Try it >>
Report each line of the entries that includes "date" by copying it.

Component data from apps and pages >>
┌──

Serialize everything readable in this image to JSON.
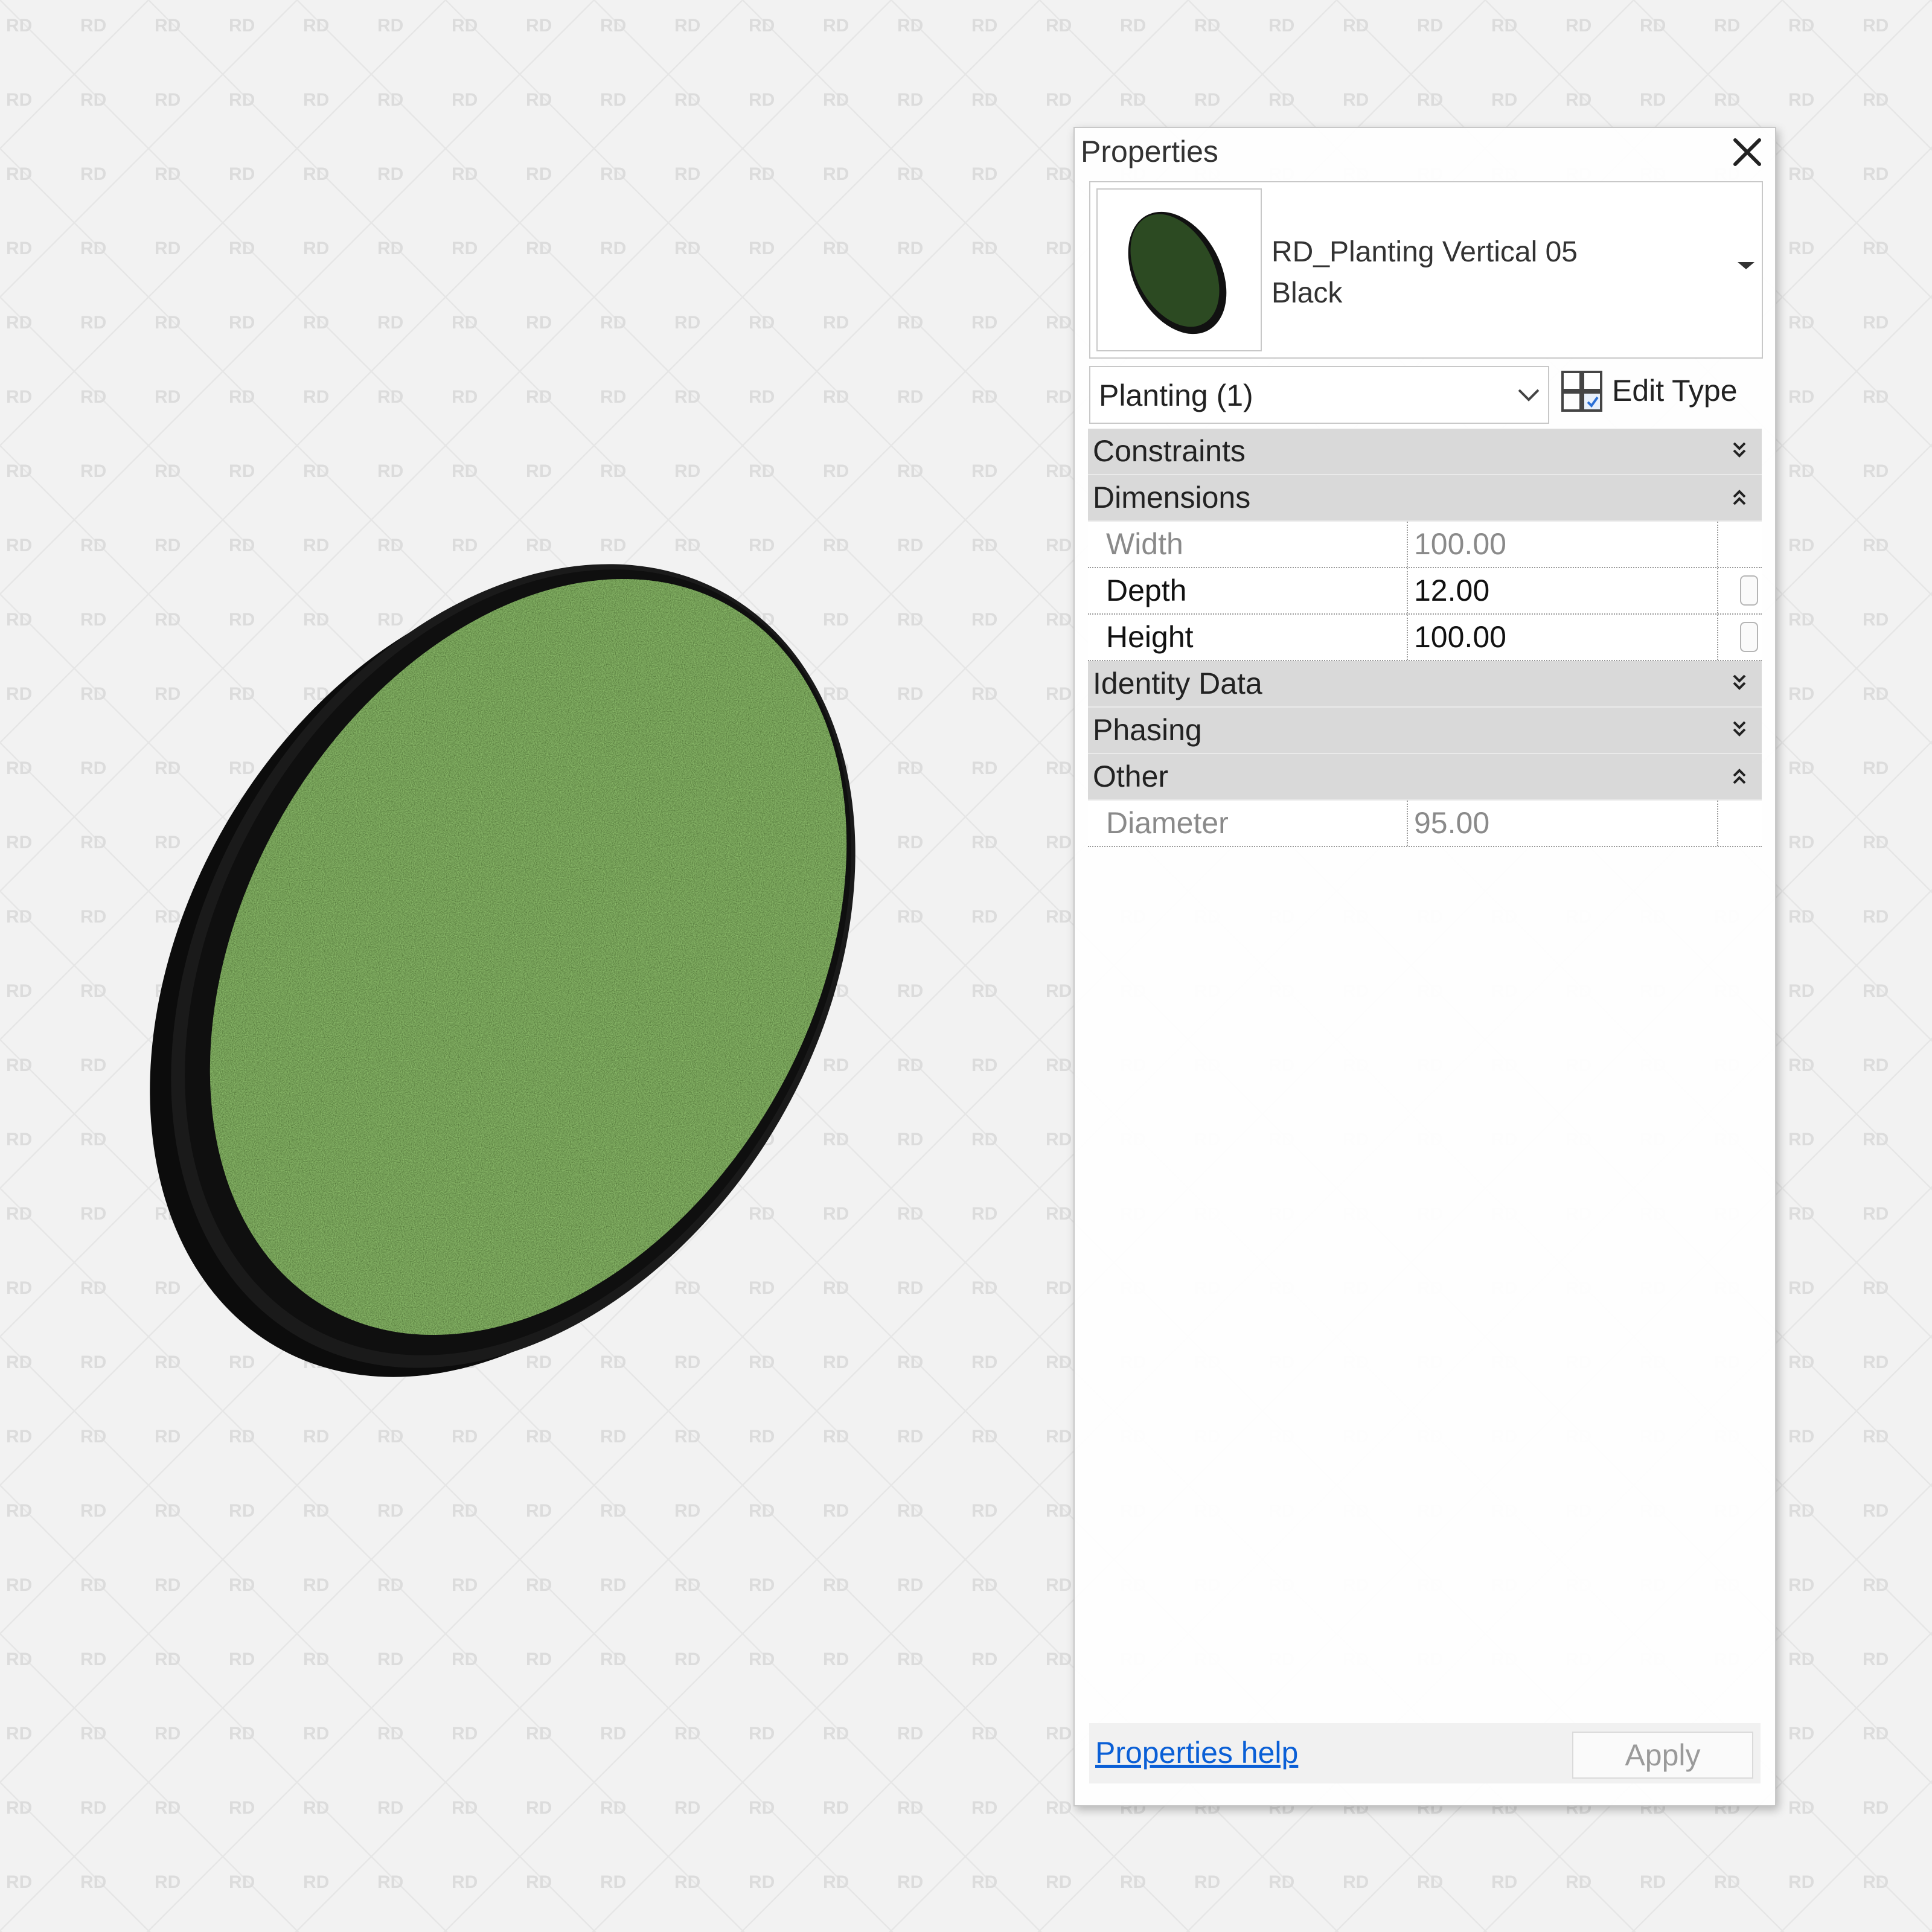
{
  "watermark": "RD",
  "palette": {
    "title": "Properties",
    "type_selector": {
      "name_line1": "RD_Planting Vertical 05",
      "name_line2": "Black"
    },
    "instance_filter": "Planting (1)",
    "edit_type_label": "Edit Type",
    "groups": [
      {
        "label": "Constraints",
        "state": "collapsed",
        "rows": []
      },
      {
        "label": "Dimensions",
        "state": "expanded",
        "rows": [
          {
            "name": "Width",
            "value": "100.00",
            "editable": false
          },
          {
            "name": "Depth",
            "value": "12.00",
            "editable": true
          },
          {
            "name": "Height",
            "value": "100.00",
            "editable": true
          }
        ]
      },
      {
        "label": "Identity Data",
        "state": "collapsed",
        "rows": []
      },
      {
        "label": "Phasing",
        "state": "collapsed",
        "rows": []
      },
      {
        "label": "Other",
        "state": "expanded",
        "rows": [
          {
            "name": "Diameter",
            "value": "95.00",
            "editable": false
          }
        ]
      }
    ],
    "help_link": "Properties help",
    "apply_label": "Apply"
  },
  "colors": {
    "planting_green": "#2c4a22",
    "frame_black": "#141414",
    "link_blue": "#0a5fd6"
  }
}
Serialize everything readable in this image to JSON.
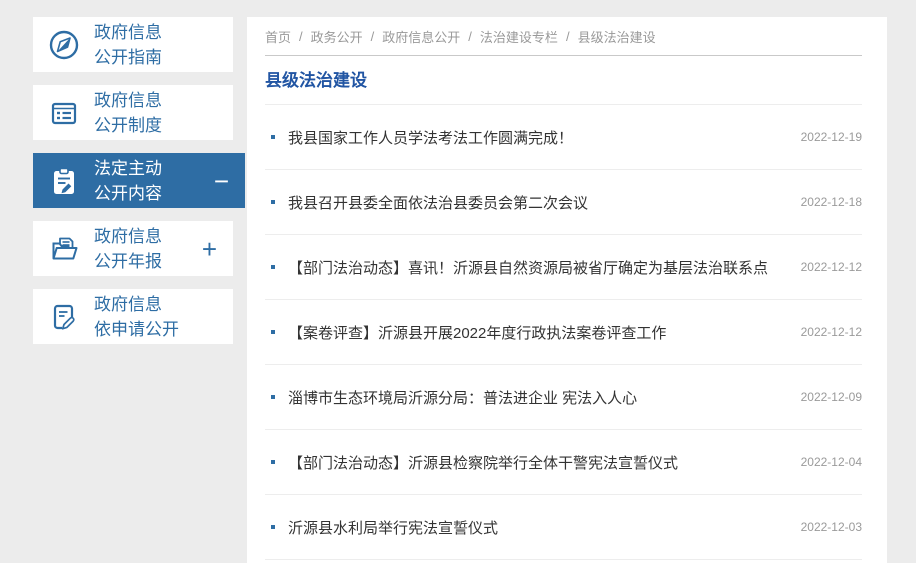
{
  "colors": {
    "accent_blue": "#2e6da4",
    "title_blue": "#2155a3",
    "page_background": "#ececec"
  },
  "sidebar": {
    "items": [
      {
        "line1": "政府信息",
        "line2": "公开指南",
        "icon": "compass-icon",
        "active": false,
        "toggle": ""
      },
      {
        "line1": "政府信息",
        "line2": "公开制度",
        "icon": "document-list-icon",
        "active": false,
        "toggle": ""
      },
      {
        "line1": "法定主动",
        "line2": "公开内容",
        "icon": "clipboard-pen-icon",
        "active": true,
        "toggle": "−"
      },
      {
        "line1": "政府信息",
        "line2": "公开年报",
        "icon": "folder-doc-icon",
        "active": false,
        "toggle": "+"
      },
      {
        "line1": "政府信息",
        "line2": "依申请公开",
        "icon": "doc-edit-icon",
        "active": false,
        "toggle": ""
      }
    ]
  },
  "breadcrumb": {
    "separator": "/",
    "items": [
      "首页",
      "政务公开",
      "政府信息公开",
      "法治建设专栏",
      "县级法治建设"
    ]
  },
  "main": {
    "section_title": "县级法治建设",
    "articles": [
      {
        "title": "我县国家工作人员学法考法工作圆满完成！",
        "date": "2022-12-19"
      },
      {
        "title": "我县召开县委全面依法治县委员会第二次会议",
        "date": "2022-12-18"
      },
      {
        "title": "【部门法治动态】喜讯！沂源县自然资源局被省厅确定为基层法治联系点",
        "date": "2022-12-12"
      },
      {
        "title": "【案卷评查】沂源县开展2022年度行政执法案卷评查工作",
        "date": "2022-12-12"
      },
      {
        "title": "淄博市生态环境局沂源分局：普法进企业 宪法入人心",
        "date": "2022-12-09"
      },
      {
        "title": "【部门法治动态】沂源县检察院举行全体干警宪法宣誓仪式",
        "date": "2022-12-04"
      },
      {
        "title": "沂源县水利局举行宪法宣誓仪式",
        "date": "2022-12-03"
      }
    ]
  }
}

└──

Response >>
        "date": "2022-12-19"
        "date": "2022-12-18"
        "date": "2022-12-12"
        "date": "2022-12-12"
        "date": "2022-12-09"
        "date": "2022-12-04"
        "date": "2022-12-03"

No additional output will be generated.